The Everything=Politics campaign of the National Youth Council (NJR) seeks to increase the turnout of young people.
Due to the lack of information in English international students are particularly underrepresented in their cities, as they are often not aware of what the municipality does, of what parties stand for or that they can vote at all. The municipality influences the daily-life of everyone and by voting on March the 16th international students can change the outcome of the elections and the obstacles they face in their respective cities.

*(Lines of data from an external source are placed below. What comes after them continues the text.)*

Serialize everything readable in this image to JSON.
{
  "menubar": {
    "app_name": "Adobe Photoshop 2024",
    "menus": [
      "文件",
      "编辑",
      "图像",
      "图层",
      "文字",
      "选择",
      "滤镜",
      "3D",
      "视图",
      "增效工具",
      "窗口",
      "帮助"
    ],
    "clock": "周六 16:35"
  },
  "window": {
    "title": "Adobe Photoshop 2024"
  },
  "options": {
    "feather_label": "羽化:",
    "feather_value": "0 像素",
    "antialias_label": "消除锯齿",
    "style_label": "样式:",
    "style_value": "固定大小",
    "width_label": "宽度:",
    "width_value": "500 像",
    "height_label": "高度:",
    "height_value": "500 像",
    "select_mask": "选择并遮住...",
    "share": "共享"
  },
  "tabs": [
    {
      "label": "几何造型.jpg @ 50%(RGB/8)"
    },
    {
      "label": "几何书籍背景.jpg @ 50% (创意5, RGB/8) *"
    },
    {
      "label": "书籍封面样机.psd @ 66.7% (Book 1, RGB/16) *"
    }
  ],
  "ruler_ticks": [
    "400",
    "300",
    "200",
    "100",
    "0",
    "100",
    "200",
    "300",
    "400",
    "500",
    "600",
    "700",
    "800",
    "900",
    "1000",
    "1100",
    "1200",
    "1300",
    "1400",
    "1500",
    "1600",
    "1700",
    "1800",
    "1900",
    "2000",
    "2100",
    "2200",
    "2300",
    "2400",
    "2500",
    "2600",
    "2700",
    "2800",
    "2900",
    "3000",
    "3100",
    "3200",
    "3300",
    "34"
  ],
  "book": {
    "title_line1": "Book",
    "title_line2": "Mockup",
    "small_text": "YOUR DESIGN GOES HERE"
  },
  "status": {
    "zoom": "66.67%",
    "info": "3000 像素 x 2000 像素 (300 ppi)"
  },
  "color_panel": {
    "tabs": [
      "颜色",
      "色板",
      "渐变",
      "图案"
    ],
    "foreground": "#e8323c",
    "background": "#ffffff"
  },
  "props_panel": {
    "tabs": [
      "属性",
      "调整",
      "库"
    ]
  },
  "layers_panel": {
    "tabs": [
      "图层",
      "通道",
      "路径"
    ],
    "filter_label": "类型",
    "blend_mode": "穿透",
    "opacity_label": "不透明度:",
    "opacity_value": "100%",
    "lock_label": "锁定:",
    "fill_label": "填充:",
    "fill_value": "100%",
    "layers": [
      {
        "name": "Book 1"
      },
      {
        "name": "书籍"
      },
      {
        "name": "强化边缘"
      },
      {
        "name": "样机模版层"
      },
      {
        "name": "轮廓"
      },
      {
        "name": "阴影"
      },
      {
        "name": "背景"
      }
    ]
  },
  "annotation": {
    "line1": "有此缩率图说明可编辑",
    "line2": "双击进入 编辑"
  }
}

EU citizens can cast their vote in municipality elections as soon as they have registered in the city that they live and non-EU citizens can vote once they have been ‘legally’ residing in the Netherlands for five years. The number of internationals residing in cities in the North is growing and, therefore, this group can seriously influence who is in power. Voting at local elections is one of the main ways in which internationals can make their voice heard in the Netherlands.
Municipalities decide on more things than people often realize. They do not just decide which roads are built and which amateur football clubs can open. They also decide on topics that directly impact important aspects of the life of many internationals, such as how to handle the housing crises, whether the basic income should be increased, job prospects for non-Dutch speakers, whether low income households should be compensated for the rising energy bills and whether the North should be better connected to cities like Amsterdam through railroads, thereby increasing the prospect that internationals in the North can work in the Randstad.

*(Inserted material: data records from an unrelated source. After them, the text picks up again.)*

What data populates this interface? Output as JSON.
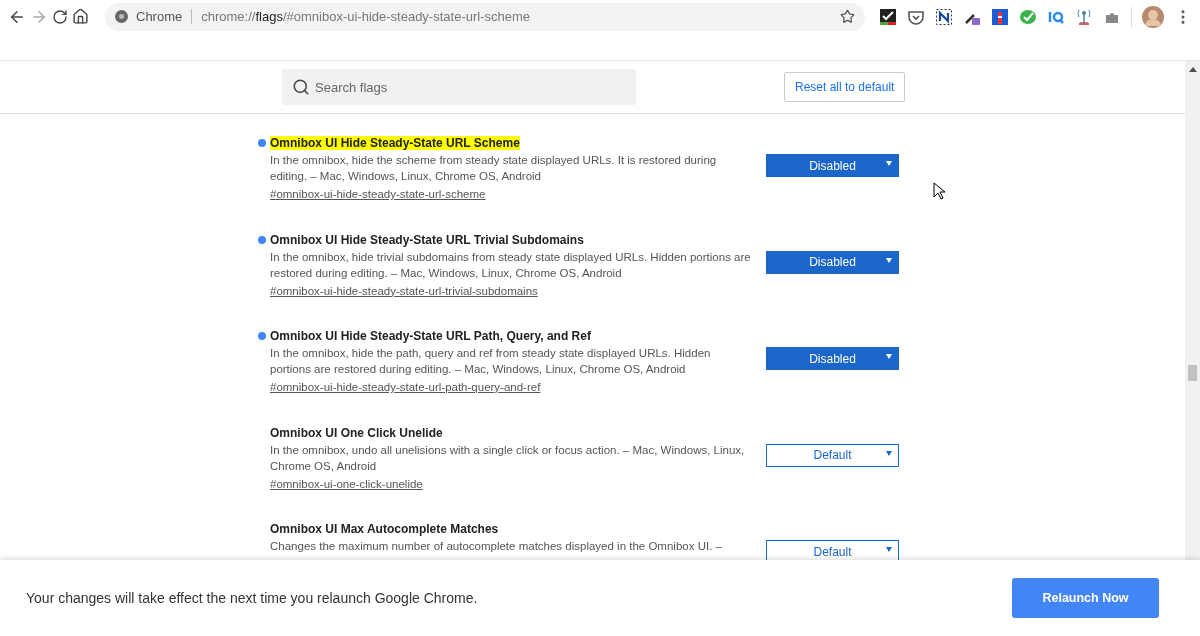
{
  "toolbar": {
    "omnibox": {
      "site_label": "Chrome",
      "url_host": "chrome://",
      "url_page": "flags",
      "url_rest": "/#omnibox-ui-hide-steady-state-url-scheme"
    }
  },
  "header": {
    "search": {
      "placeholder": "Search flags"
    },
    "reset_button": "Reset all to default"
  },
  "flags": [
    {
      "title": "Omnibox UI Hide Steady-State URL Scheme",
      "highlighted": true,
      "modified": true,
      "description": "In the omnibox, hide the scheme from steady state displayed URLs. It is restored during editing. – Mac, Windows, Linux, Chrome OS, Android",
      "link": "#omnibox-ui-hide-steady-state-url-scheme",
      "value": "Disabled"
    },
    {
      "title": "Omnibox UI Hide Steady-State URL Trivial Subdomains",
      "highlighted": false,
      "modified": true,
      "description": "In the omnibox, hide trivial subdomains from steady state displayed URLs. Hidden portions are restored during editing. – Mac, Windows, Linux, Chrome OS, Android",
      "link": "#omnibox-ui-hide-steady-state-url-trivial-subdomains",
      "value": "Disabled"
    },
    {
      "title": "Omnibox UI Hide Steady-State URL Path, Query, and Ref",
      "highlighted": false,
      "modified": true,
      "description": "In the omnibox, hide the path, query and ref from steady state displayed URLs. Hidden portions are restored during editing. – Mac, Windows, Linux, Chrome OS, Android",
      "link": "#omnibox-ui-hide-steady-state-url-path-query-and-ref",
      "value": "Disabled"
    },
    {
      "title": "Omnibox UI One Click Unelide",
      "highlighted": false,
      "modified": false,
      "description": "In the omnibox, undo all unelisions with a single click or focus action. – Mac, Windows, Linux, Chrome OS, Android",
      "link": "#omnibox-ui-one-click-unelide",
      "value": "Default"
    },
    {
      "title": "Omnibox UI Max Autocomplete Matches",
      "highlighted": false,
      "modified": false,
      "description": "Changes the maximum number of autocomplete matches displayed in the Omnibox UI. –",
      "value": "Default"
    }
  ],
  "footer": {
    "message": "Your changes will take effect the next time you relaunch Google Chrome.",
    "button": "Relaunch Now"
  }
}
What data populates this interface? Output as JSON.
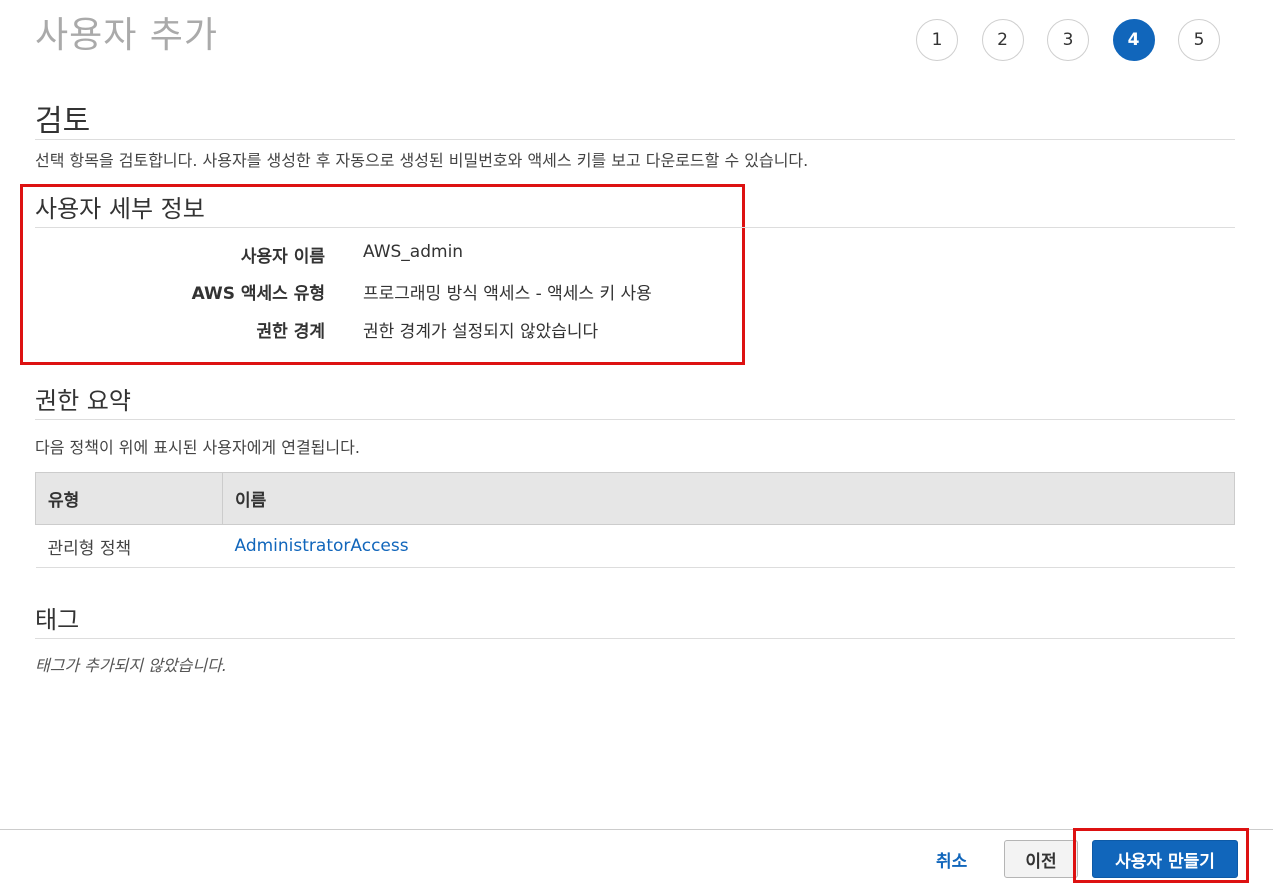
{
  "page": {
    "title": "사용자 추가"
  },
  "steps": [
    "1",
    "2",
    "3",
    "4",
    "5"
  ],
  "active_step": "4",
  "review": {
    "heading": "검토",
    "description": "선택 항목을 검토합니다. 사용자를 생성한 후 자동으로 생성된 비밀번호와 액세스 키를 보고 다운로드할 수 있습니다."
  },
  "user_details": {
    "heading": "사용자 세부 정보",
    "rows": [
      {
        "label": "사용자 이름",
        "value": "AWS_admin"
      },
      {
        "label": "AWS 액세스 유형",
        "value": "프로그래밍 방식 액세스 - 액세스 키 사용"
      },
      {
        "label": "권한 경계",
        "value": "권한 경계가 설정되지 않았습니다"
      }
    ]
  },
  "permissions": {
    "heading": "권한 요약",
    "description": "다음 정책이 위에 표시된 사용자에게 연결됩니다.",
    "columns": [
      "유형",
      "이름"
    ],
    "rows": [
      {
        "type": "관리형 정책",
        "name": "AdministratorAccess"
      }
    ]
  },
  "tags": {
    "heading": "태그",
    "empty_text": "태그가 추가되지 않았습니다."
  },
  "footer": {
    "cancel": "취소",
    "previous": "이전",
    "create": "사용자 만들기"
  },
  "colors": {
    "accent": "#1166bb",
    "highlight_border": "#dd1111"
  }
}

For these reasons, it is important that as many people as possible vote.
Recently, several tools have been created to help internationals in their decision whether to vote and who to vote for, particularly in Groningen city. These include:

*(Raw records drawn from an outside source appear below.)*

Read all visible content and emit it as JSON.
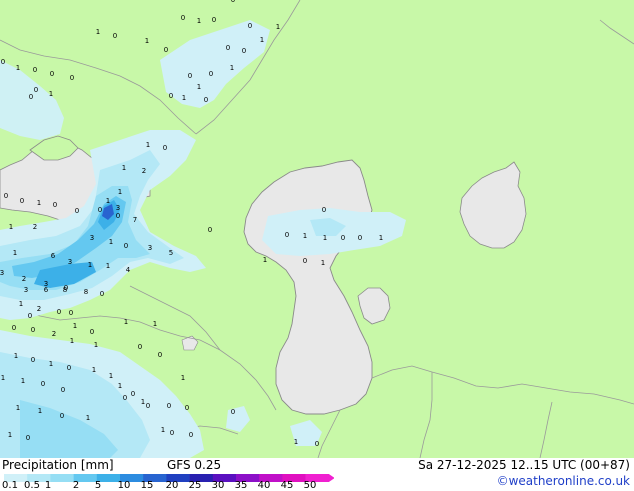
{
  "footer": {
    "title": "Precipitation [mm]",
    "model": "GFS 0.25",
    "datetime": "Sa 27-12-2025 12..15 UTC (00+87)",
    "credit": "©weatheronline.co.uk"
  },
  "legend": {
    "labels": [
      "0.1",
      "0.5",
      "1",
      "2",
      "5",
      "10",
      "15",
      "20",
      "25",
      "30",
      "35",
      "40",
      "45",
      "50"
    ],
    "colors": [
      "#d0f0f8",
      "#b4e8f6",
      "#96def4",
      "#64c8f0",
      "#3cb0e8",
      "#2c8ce0",
      "#2864d0",
      "#2040c0",
      "#2820b0",
      "#5a10c0",
      "#8c10c8",
      "#c010c8",
      "#e010c0",
      "#f020d0"
    ]
  },
  "map": {
    "colors": {
      "land": "#c8f8a8",
      "water": "#e8e8e8",
      "border": "#9a9a9a",
      "coast": "#8a8a8a"
    },
    "values": [
      "0",
      "1",
      "0",
      "0",
      "0",
      "1",
      "1",
      "0",
      "0",
      "1",
      "0",
      "1",
      "0",
      "0",
      "1",
      "0",
      "1",
      "0",
      "1",
      "0",
      "0",
      "1",
      "0",
      "0",
      "0",
      "0",
      "1",
      "0",
      "1",
      "0",
      "1",
      "2",
      "1",
      "0",
      "0",
      "1",
      "3",
      "7",
      "0",
      "0",
      "1",
      "0",
      "0",
      "1",
      "2",
      "3",
      "1",
      "0",
      "3",
      "5",
      "1",
      "6",
      "3",
      "1",
      "1",
      "4",
      "3",
      "2",
      "3",
      "0",
      "3",
      "6",
      "8",
      "8",
      "0",
      "1",
      "2",
      "0",
      "0",
      "1",
      "1",
      "0",
      "0",
      "2",
      "1",
      "1",
      "1",
      "0",
      "1",
      "0",
      "1",
      "1",
      "1",
      "1",
      "0",
      "0",
      "0",
      "1",
      "0",
      "0",
      "1",
      "1",
      "0",
      "1",
      "1",
      "0",
      "0",
      "0",
      "0",
      "0",
      "0",
      "1",
      "0",
      "1",
      "0",
      "0",
      "1",
      "1",
      "0",
      "1",
      "1",
      "0",
      "1",
      "0",
      "0",
      "1",
      "1",
      "0",
      "0",
      "0",
      "1",
      "0",
      "0",
      "0",
      "0",
      "1",
      "0",
      "0",
      "0",
      "0",
      "0",
      "0"
    ]
  }
}
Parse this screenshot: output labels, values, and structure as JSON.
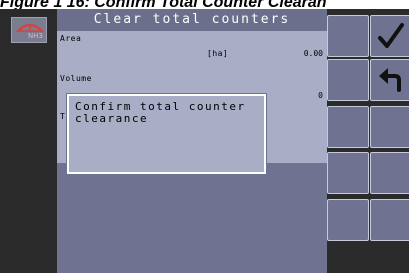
{
  "figure": {
    "caption": "Figure 1 16: Confirm Total Counter Clearan"
  },
  "crop_selector": {
    "tag": "NH3"
  },
  "screen": {
    "title": "Clear total counters",
    "rows": [
      {
        "label": "Area",
        "unit": "[ha]",
        "value": "0.00"
      },
      {
        "label": "Volume",
        "unit": "",
        "value": "0"
      },
      {
        "label": "T",
        "unit": "",
        "value": ""
      }
    ]
  },
  "dialog": {
    "line1": "Confirm total counter",
    "line2": "clearance"
  },
  "buttons": [
    {
      "icon": "checkmark-icon"
    },
    {
      "icon": "back-arrow-icon"
    },
    {
      "icon": ""
    },
    {
      "icon": ""
    },
    {
      "icon": ""
    }
  ],
  "colors": {
    "panel": "#6f7391",
    "row": "#a9adc6",
    "frame": "#2b2b2b"
  }
}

– A voting compass, which consists of 30 statements that you can agree or disagree with. After you have filled in all your preferences, the compass shows you which party matches your wishes most and what the argumentation of all parties are.
– An English debate between 11 parties, hosted by SIB and Forum, which specifically addressed some of the concerns of the international community.
Sadly, other cities often still lack English information. This causes many voters to decide that they will not be using their democratic right to vote, which in turn harms the city council’s representation of all its residents, as well as its legitimacy. That is why I, as the Everything=Politics Youth Ambassador of Groningen, in cooperation with the Northern Times want to give internationals a point of reference. If you are an international living in the North and you have any questions or doubts about the upcoming local elections, you can leave a comment below this article, or contact me via Social Media. Together, we can have a positive impact on the region’s friendliness towards internationals.
Tessa Sanne Foekens is an MA student of international relations: international security and a youth ambassador for Everything = Politics in Groningen.